[Element data from apps and pages]
────────────────────────────────────────
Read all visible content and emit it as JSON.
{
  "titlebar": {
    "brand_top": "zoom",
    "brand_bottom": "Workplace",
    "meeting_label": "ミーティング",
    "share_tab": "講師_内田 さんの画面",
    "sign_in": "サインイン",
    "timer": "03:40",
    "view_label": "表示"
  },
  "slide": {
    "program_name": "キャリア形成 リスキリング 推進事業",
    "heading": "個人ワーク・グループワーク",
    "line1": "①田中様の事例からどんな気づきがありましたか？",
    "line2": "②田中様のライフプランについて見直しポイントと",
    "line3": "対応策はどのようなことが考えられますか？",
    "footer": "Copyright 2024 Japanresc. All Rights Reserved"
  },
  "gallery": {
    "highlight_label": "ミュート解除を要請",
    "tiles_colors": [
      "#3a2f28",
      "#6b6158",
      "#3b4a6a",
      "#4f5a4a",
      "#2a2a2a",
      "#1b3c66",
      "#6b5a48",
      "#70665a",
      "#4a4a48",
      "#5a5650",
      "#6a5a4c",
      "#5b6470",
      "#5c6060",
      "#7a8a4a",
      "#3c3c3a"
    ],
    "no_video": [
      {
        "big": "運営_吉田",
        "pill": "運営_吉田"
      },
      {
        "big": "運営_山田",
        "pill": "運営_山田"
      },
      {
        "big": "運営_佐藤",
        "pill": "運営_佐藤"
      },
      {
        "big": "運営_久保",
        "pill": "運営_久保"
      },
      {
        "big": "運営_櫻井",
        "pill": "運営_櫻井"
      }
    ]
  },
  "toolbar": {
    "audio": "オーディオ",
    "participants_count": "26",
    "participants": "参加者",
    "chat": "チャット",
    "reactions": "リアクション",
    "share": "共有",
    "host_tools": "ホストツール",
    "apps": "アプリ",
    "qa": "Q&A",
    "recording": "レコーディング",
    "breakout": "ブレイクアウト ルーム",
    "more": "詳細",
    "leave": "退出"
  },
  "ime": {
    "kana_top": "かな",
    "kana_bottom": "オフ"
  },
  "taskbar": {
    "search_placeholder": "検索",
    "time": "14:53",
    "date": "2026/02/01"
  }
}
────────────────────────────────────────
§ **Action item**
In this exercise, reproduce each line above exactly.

§ **Answer space**
Read all visible content and emit it as JSON.
{
  "titlebar": {
    "brand_top": "zoom",
    "brand_bottom": "Workplace",
    "meeting_label": "ミーティング",
    "share_tab": "講師_内田 さんの画面",
    "sign_in": "サインイン",
    "timer": "03:40",
    "view_label": "表示"
  },
  "slide": {
    "program_name": "キャリア形成 リスキリング 推進事業",
    "heading": "個人ワーク・グループワーク",
    "line1": "①田中様の事例からどんな気づきがありましたか？",
    "line2": "②田中様のライフプランについて見直しポイントと",
    "line3": "対応策はどのようなことが考えられますか？",
    "footer": "Copyright 2024 Japanresc. All Rights Reserved"
  },
  "gallery": {
    "highlight_label": "ミュート解除を要請",
    "tiles_colors": [
      "#3a2f28",
      "#6b6158",
      "#3b4a6a",
      "#4f5a4a",
      "#2a2a2a",
      "#1b3c66",
      "#6b5a48",
      "#70665a",
      "#4a4a48",
      "#5a5650",
      "#6a5a4c",
      "#5b6470",
      "#5c6060",
      "#7a8a4a",
      "#3c3c3a"
    ],
    "no_video": [
      {
        "big": "運営_吉田",
        "pill": "運営_吉田"
      },
      {
        "big": "運営_山田",
        "pill": "運営_山田"
      },
      {
        "big": "運営_佐藤",
        "pill": "運営_佐藤"
      },
      {
        "big": "運営_久保",
        "pill": "運営_久保"
      },
      {
        "big": "運営_櫻井",
        "pill": "運営_櫻井"
      }
    ]
  },
  "toolbar": {
    "audio": "オーディオ",
    "participants_count": "26",
    "participants": "参加者",
    "chat": "チャット",
    "reactions": "リアクション",
    "share": "共有",
    "host_tools": "ホストツール",
    "apps": "アプリ",
    "qa": "Q&A",
    "recording": "レコーディング",
    "breakout": "ブレイクアウト ルーム",
    "more": "詳細",
    "leave": "退出"
  },
  "ime": {
    "kana_top": "かな",
    "kana_bottom": "オフ"
  },
  "taskbar": {
    "search_placeholder": "検索",
    "time": "14:53",
    "date": "2026/02/01"
  }
}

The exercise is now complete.